Work task - Filter the data below for the string "wars" and copy each matching line.

Records from a data collection
+ + + + +

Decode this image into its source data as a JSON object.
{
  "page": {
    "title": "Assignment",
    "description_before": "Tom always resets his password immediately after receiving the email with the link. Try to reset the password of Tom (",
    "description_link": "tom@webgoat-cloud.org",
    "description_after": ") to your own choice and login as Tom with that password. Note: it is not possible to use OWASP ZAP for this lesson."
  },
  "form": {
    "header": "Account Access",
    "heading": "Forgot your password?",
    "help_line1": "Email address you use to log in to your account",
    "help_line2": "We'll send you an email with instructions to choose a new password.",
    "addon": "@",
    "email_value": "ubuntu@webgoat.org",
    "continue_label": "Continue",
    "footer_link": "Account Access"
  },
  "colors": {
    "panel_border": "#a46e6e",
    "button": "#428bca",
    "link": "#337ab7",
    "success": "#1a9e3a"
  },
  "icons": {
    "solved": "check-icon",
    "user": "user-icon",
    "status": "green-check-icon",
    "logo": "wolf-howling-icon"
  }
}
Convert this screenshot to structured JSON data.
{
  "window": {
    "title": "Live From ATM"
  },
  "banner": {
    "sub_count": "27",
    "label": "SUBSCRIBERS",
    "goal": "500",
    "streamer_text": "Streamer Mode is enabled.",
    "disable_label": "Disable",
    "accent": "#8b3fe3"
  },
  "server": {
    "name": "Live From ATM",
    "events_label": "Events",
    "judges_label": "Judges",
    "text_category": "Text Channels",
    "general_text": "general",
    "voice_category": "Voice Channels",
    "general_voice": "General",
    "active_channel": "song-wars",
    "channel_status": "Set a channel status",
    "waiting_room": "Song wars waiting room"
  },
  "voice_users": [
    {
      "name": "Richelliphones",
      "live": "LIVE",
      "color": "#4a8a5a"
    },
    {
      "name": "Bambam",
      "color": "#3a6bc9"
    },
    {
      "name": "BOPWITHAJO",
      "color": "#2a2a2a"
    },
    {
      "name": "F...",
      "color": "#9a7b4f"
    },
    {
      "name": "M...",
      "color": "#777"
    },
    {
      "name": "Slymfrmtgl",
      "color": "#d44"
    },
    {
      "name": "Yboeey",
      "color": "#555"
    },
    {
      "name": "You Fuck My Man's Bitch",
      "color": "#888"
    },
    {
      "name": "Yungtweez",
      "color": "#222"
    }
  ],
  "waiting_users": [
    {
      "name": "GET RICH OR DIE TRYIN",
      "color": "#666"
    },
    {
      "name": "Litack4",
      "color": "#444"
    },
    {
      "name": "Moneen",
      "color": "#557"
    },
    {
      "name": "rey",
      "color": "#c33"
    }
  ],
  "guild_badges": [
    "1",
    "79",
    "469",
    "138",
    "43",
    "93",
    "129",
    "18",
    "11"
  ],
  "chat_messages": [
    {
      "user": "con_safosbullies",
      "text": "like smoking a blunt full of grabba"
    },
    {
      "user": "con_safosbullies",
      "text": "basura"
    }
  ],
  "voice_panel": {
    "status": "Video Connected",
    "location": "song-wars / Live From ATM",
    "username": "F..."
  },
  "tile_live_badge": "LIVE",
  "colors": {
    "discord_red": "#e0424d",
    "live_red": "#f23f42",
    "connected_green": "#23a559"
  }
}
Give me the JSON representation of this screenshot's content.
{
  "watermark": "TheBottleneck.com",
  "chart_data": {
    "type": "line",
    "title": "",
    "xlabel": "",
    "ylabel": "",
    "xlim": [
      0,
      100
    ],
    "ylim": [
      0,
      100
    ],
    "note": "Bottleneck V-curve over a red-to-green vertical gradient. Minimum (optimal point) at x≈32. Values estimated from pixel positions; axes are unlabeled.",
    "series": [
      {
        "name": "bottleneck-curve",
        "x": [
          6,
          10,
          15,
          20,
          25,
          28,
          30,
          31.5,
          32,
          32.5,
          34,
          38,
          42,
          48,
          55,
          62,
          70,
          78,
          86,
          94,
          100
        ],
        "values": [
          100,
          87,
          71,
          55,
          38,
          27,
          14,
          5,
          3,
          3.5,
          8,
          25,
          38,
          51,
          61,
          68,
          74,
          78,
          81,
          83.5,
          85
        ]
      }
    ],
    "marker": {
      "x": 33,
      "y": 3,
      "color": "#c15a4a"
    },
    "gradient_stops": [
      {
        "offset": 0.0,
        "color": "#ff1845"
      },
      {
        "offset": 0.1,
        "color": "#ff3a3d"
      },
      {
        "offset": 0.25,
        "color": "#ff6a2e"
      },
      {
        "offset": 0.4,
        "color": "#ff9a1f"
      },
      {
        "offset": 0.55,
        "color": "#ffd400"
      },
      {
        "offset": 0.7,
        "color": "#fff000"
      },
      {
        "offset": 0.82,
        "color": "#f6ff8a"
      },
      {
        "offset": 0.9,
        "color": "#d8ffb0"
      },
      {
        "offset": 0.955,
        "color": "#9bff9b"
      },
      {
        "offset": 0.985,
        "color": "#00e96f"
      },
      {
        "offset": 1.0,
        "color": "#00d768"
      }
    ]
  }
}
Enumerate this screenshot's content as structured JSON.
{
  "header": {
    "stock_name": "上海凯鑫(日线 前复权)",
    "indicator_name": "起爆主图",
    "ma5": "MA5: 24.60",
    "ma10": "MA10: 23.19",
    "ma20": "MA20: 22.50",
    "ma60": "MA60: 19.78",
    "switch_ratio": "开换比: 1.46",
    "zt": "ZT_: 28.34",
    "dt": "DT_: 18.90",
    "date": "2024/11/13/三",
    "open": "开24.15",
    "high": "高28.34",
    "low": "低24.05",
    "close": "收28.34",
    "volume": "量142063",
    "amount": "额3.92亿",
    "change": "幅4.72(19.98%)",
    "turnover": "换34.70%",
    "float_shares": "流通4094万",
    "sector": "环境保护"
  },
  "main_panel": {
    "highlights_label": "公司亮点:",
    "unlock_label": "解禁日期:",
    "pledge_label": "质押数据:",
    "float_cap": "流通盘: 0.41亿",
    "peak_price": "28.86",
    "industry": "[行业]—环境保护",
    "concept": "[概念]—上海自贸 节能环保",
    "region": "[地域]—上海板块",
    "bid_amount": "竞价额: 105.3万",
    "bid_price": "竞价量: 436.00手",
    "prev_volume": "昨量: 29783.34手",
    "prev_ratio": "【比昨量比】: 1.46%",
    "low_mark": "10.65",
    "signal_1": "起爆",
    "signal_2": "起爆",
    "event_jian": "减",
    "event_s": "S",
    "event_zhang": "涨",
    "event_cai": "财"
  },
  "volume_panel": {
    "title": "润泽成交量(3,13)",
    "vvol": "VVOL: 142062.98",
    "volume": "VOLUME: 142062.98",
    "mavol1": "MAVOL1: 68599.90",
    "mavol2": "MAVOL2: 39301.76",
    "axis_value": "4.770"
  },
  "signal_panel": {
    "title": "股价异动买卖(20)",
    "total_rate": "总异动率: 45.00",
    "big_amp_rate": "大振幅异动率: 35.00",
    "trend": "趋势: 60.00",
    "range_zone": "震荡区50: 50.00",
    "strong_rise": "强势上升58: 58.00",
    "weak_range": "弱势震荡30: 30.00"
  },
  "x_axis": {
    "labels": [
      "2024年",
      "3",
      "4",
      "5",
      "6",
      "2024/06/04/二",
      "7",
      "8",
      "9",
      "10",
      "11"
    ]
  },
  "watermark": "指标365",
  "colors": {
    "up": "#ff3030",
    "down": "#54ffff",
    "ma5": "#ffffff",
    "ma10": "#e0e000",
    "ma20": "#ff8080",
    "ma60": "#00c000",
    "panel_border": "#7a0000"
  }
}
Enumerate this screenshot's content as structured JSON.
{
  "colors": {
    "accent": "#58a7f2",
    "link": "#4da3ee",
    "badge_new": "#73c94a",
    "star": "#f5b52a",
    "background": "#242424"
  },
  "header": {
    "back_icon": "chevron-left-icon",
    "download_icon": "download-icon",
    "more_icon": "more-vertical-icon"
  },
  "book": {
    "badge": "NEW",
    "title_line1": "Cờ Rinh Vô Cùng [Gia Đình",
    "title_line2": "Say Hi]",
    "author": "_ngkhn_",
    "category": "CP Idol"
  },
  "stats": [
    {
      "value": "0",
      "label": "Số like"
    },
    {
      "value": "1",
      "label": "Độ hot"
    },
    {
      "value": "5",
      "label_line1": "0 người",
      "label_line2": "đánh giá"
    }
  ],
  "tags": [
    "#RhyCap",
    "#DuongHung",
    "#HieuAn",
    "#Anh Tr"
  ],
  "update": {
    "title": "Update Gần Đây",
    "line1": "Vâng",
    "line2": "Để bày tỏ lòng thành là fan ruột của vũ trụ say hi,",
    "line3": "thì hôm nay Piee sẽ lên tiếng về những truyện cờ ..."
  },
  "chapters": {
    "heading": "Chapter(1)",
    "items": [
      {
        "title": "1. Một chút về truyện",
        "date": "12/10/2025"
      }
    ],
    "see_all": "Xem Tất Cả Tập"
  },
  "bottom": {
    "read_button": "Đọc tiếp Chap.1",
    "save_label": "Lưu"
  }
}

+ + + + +

Answer space -
    "active_channel": "song-wars",
    "waiting_room": "Song wars waiting room"
    "location": "song-wars / Live From ATM",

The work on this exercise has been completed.